Task details -> Go through the lines below and retype each one exactly.

(Items from an interface collection)
%%
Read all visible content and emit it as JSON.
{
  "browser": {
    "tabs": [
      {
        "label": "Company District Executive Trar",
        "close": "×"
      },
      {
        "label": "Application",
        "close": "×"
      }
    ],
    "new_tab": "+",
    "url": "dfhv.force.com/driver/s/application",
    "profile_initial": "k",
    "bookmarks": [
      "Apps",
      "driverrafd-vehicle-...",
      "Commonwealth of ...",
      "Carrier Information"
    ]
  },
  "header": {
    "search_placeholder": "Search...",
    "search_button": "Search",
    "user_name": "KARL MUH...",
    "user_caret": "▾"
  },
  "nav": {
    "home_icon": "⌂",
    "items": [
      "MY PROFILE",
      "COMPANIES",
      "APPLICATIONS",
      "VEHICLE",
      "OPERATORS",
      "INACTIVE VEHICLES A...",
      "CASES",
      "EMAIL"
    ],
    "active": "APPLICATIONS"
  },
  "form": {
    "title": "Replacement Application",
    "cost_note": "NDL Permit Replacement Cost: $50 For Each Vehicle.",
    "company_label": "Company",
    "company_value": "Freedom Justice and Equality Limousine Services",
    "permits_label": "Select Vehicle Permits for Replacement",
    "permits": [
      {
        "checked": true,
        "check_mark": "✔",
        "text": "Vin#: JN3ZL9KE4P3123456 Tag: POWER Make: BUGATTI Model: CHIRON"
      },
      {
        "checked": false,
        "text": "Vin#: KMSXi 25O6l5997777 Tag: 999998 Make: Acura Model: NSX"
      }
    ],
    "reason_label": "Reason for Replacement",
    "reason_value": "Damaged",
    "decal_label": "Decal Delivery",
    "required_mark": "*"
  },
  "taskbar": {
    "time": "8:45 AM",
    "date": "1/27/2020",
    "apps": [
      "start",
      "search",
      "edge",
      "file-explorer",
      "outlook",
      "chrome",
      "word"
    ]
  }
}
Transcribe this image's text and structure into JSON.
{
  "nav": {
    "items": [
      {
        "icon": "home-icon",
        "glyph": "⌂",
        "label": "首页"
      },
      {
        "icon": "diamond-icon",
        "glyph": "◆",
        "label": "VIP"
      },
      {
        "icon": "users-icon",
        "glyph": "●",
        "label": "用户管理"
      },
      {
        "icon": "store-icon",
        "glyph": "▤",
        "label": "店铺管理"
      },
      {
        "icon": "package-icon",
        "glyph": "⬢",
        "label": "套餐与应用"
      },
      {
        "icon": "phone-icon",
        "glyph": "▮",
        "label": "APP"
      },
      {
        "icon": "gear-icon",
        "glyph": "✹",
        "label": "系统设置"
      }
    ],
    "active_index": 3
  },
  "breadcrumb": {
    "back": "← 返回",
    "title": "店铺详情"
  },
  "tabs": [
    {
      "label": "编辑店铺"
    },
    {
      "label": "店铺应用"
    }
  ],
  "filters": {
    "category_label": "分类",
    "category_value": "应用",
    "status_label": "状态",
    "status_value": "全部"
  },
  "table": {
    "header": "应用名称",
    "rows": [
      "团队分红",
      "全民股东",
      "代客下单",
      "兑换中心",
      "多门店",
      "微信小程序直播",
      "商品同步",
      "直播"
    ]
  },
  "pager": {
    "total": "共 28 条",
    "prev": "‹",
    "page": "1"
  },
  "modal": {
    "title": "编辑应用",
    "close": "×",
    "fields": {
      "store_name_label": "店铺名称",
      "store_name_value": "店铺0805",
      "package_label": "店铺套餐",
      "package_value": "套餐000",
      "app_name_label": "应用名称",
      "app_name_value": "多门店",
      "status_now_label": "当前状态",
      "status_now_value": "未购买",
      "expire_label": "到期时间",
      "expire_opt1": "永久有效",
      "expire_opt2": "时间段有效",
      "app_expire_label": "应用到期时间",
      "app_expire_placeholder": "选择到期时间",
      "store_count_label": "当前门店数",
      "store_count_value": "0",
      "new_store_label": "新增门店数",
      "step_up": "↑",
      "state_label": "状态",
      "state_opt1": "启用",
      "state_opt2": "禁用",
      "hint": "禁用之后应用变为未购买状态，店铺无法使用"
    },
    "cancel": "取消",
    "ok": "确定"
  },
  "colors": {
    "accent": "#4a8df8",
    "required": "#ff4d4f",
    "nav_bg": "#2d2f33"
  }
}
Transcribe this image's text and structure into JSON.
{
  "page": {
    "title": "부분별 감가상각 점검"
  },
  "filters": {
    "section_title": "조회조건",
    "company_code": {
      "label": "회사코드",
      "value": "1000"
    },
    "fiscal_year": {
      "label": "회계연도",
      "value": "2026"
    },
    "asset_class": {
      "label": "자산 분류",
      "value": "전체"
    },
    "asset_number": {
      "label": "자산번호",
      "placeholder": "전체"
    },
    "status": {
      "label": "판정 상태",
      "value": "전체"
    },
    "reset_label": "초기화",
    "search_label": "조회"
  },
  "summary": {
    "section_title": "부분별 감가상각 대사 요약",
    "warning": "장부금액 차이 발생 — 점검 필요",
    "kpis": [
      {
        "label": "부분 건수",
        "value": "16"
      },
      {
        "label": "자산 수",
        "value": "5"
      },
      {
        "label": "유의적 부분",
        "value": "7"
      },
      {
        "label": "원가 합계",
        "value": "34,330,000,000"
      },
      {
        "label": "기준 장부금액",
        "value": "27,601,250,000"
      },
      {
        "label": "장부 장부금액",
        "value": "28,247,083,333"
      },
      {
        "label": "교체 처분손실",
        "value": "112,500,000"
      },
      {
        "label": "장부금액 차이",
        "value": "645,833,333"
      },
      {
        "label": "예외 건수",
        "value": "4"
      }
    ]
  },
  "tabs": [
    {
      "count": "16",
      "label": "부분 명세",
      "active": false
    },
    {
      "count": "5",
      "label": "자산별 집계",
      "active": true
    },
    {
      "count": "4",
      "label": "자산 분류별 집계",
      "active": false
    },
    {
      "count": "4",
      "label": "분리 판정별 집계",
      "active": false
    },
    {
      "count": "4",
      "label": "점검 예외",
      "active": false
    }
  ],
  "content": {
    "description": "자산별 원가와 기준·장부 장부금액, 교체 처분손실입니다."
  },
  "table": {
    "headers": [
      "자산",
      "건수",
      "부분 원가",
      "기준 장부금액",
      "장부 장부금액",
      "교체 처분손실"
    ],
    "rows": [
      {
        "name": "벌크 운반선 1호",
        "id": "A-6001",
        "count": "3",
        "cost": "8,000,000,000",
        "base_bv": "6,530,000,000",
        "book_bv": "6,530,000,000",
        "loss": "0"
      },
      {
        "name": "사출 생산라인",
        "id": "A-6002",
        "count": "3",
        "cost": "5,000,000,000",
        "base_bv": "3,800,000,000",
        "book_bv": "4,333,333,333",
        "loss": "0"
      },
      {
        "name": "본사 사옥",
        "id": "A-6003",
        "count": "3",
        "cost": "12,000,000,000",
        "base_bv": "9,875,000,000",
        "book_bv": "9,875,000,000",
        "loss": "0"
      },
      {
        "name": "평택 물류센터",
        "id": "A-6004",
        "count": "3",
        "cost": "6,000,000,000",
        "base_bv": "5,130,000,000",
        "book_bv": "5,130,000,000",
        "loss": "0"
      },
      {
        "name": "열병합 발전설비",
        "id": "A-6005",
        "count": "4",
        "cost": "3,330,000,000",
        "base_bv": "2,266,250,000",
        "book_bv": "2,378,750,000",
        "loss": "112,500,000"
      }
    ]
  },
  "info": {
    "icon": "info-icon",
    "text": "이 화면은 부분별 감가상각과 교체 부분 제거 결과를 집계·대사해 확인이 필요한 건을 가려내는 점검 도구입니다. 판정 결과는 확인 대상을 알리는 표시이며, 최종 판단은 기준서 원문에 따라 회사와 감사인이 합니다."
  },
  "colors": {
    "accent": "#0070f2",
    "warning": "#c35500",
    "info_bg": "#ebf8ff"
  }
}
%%
Written solution ->
Read all visible content and emit it as JSON.
{
  "browser": {
    "tabs": [
      {
        "label": "Company District Executive Trar",
        "close": "×"
      },
      {
        "label": "Application",
        "close": "×"
      }
    ],
    "new_tab": "+",
    "url": "dfhv.force.com/driver/s/application",
    "profile_initial": "k",
    "bookmarks": [
      "Apps",
      "driverrafd-vehicle-...",
      "Commonwealth of ...",
      "Carrier Information"
    ]
  },
  "header": {
    "search_placeholder": "Search...",
    "search_button": "Search",
    "user_name": "KARL MUH...",
    "user_caret": "▾"
  },
  "nav": {
    "home_icon": "⌂",
    "items": [
      "MY PROFILE",
      "COMPANIES",
      "APPLICATIONS",
      "VEHICLE",
      "OPERATORS",
      "INACTIVE VEHICLES A...",
      "CASES",
      "EMAIL"
    ],
    "active": "APPLICATIONS"
  },
  "form": {
    "title": "Replacement Application",
    "cost_note": "NDL Permit Replacement Cost: $50 For Each Vehicle.",
    "company_label": "Company",
    "company_value": "Freedom Justice and Equality Limousine Services",
    "permits_label": "Select Vehicle Permits for Replacement",
    "permits": [
      {
        "checked": true,
        "check_mark": "✔",
        "text": "Vin#: JN3ZL9KE4P3123456 Tag: POWER Make: BUGATTI Model: CHIRON"
      },
      {
        "checked": false,
        "text": "Vin#: KMSXi 25O6l5997777 Tag: 999998 Make: Acura Model: NSX"
      }
    ],
    "reason_label": "Reason for Replacement",
    "reason_value": "Damaged",
    "decal_label": "Decal Delivery",
    "required_mark": "*"
  },
  "taskbar": {
    "time": "8:45 AM",
    "date": "1/27/2020",
    "apps": [
      "start",
      "search",
      "edge",
      "file-explorer",
      "outlook",
      "chrome",
      "word"
    ]
  }
}
Transcribe this image's text and structure into JSON.
{
  "nav": {
    "items": [
      {
        "icon": "home-icon",
        "glyph": "⌂",
        "label": "首页"
      },
      {
        "icon": "diamond-icon",
        "glyph": "◆",
        "label": "VIP"
      },
      {
        "icon": "users-icon",
        "glyph": "●",
        "label": "用户管理"
      },
      {
        "icon": "store-icon",
        "glyph": "▤",
        "label": "店铺管理"
      },
      {
        "icon": "package-icon",
        "glyph": "⬢",
        "label": "套餐与应用"
      },
      {
        "icon": "phone-icon",
        "glyph": "▮",
        "label": "APP"
      },
      {
        "icon": "gear-icon",
        "glyph": "✹",
        "label": "系统设置"
      }
    ],
    "active_index": 3
  },
  "breadcrumb": {
    "back": "← 返回",
    "title": "店铺详情"
  },
  "tabs": [
    {
      "label": "编辑店铺"
    },
    {
      "label": "店铺应用"
    }
  ],
  "filters": {
    "category_label": "分类",
    "category_value": "应用",
    "status_label": "状态",
    "status_value": "全部"
  },
  "table": {
    "header": "应用名称",
    "rows": [
      "团队分红",
      "全民股东",
      "代客下单",
      "兑换中心",
      "多门店",
      "微信小程序直播",
      "商品同步",
      "直播"
    ]
  },
  "pager": {
    "total": "共 28 条",
    "prev": "‹",
    "page": "1"
  },
  "modal": {
    "title": "编辑应用",
    "close": "×",
    "fields": {
      "store_name_label": "店铺名称",
      "store_name_value": "店铺0805",
      "package_label": "店铺套餐",
      "package_value": "套餐000",
      "app_name_label": "应用名称",
      "app_name_value": "多门店",
      "status_now_label": "当前状态",
      "status_now_value": "未购买",
      "expire_label": "到期时间",
      "expire_opt1": "永久有效",
      "expire_opt2": "时间段有效",
      "app_expire_label": "应用到期时间",
      "app_expire_placeholder": "选择到期时间",
      "store_count_label": "当前门店数",
      "store_count_value": "0",
      "new_store_label": "新增门店数",
      "step_up": "↑",
      "state_label": "状态",
      "state_opt1": "启用",
      "state_opt2": "禁用",
      "hint": "禁用之后应用变为未购买状态，店铺无法使用"
    },
    "cancel": "取消",
    "ok": "确定"
  },
  "colors": {
    "accent": "#4a8df8",
    "required": "#ff4d4f",
    "nav_bg": "#2d2f33"
  }
}
Transcribe this image's text and structure into JSON.
{
  "page": {
    "title": "부분별 감가상각 점검"
  },
  "filters": {
    "section_title": "조회조건",
    "company_code": {
      "label": "회사코드",
      "value": "1000"
    },
    "fiscal_year": {
      "label": "회계연도",
      "value": "2026"
    },
    "asset_class": {
      "label": "자산 분류",
      "value": "전체"
    },
    "asset_number": {
      "label": "자산번호",
      "placeholder": "전체"
    },
    "status": {
      "label": "판정 상태",
      "value": "전체"
    },
    "reset_label": "초기화",
    "search_label": "조회"
  },
  "summary": {
    "section_title": "부분별 감가상각 대사 요약",
    "warning": "장부금액 차이 발생 — 점검 필요",
    "kpis": [
      {
        "label": "부분 건수",
        "value": "16"
      },
      {
        "label": "자산 수",
        "value": "5"
      },
      {
        "label": "유의적 부분",
        "value": "7"
      },
      {
        "label": "원가 합계",
        "value": "34,330,000,000"
      },
      {
        "label": "기준 장부금액",
        "value": "27,601,250,000"
      },
      {
        "label": "장부 장부금액",
        "value": "28,247,083,333"
      },
      {
        "label": "교체 처분손실",
        "value": "112,500,000"
      },
      {
        "label": "장부금액 차이",
        "value": "645,833,333"
      },
      {
        "label": "예외 건수",
        "value": "4"
      }
    ]
  },
  "tabs": [
    {
      "count": "16",
      "label": "부분 명세",
      "active": false
    },
    {
      "count": "5",
      "label": "자산별 집계",
      "active": true
    },
    {
      "count": "4",
      "label": "자산 분류별 집계",
      "active": false
    },
    {
      "count": "4",
      "label": "분리 판정별 집계",
      "active": false
    },
    {
      "count": "4",
      "label": "점검 예외",
      "active": false
    }
  ],
  "content": {
    "description": "자산별 원가와 기준·장부 장부금액, 교체 처분손실입니다."
  },
  "table": {
    "headers": [
      "자산",
      "건수",
      "부분 원가",
      "기준 장부금액",
      "장부 장부금액",
      "교체 처분손실"
    ],
    "rows": [
      {
        "name": "벌크 운반선 1호",
        "id": "A-6001",
        "count": "3",
        "cost": "8,000,000,000",
        "base_bv": "6,530,000,000",
        "book_bv": "6,530,000,000",
        "loss": "0"
      },
      {
        "name": "사출 생산라인",
        "id": "A-6002",
        "count": "3",
        "cost": "5,000,000,000",
        "base_bv": "3,800,000,000",
        "book_bv": "4,333,333,333",
        "loss": "0"
      },
      {
        "name": "본사 사옥",
        "id": "A-6003",
        "count": "3",
        "cost": "12,000,000,000",
        "base_bv": "9,875,000,000",
        "book_bv": "9,875,000,000",
        "loss": "0"
      },
      {
        "name": "평택 물류센터",
        "id": "A-6004",
        "count": "3",
        "cost": "6,000,000,000",
        "base_bv": "5,130,000,000",
        "book_bv": "5,130,000,000",
        "loss": "0"
      },
      {
        "name": "열병합 발전설비",
        "id": "A-6005",
        "count": "4",
        "cost": "3,330,000,000",
        "base_bv": "2,266,250,000",
        "book_bv": "2,378,750,000",
        "loss": "112,500,000"
      }
    ]
  },
  "info": {
    "icon": "info-icon",
    "text": "이 화면은 부분별 감가상각과 교체 부분 제거 결과를 집계·대사해 확인이 필요한 건을 가려내는 점검 도구입니다. 판정 결과는 확인 대상을 알리는 표시이며, 최종 판단은 기준서 원문에 따라 회사와 감사인이 합니다."
  },
  "colors": {
    "accent": "#0070f2",
    "warning": "#c35500",
    "info_bg": "#ebf8ff"
  }
}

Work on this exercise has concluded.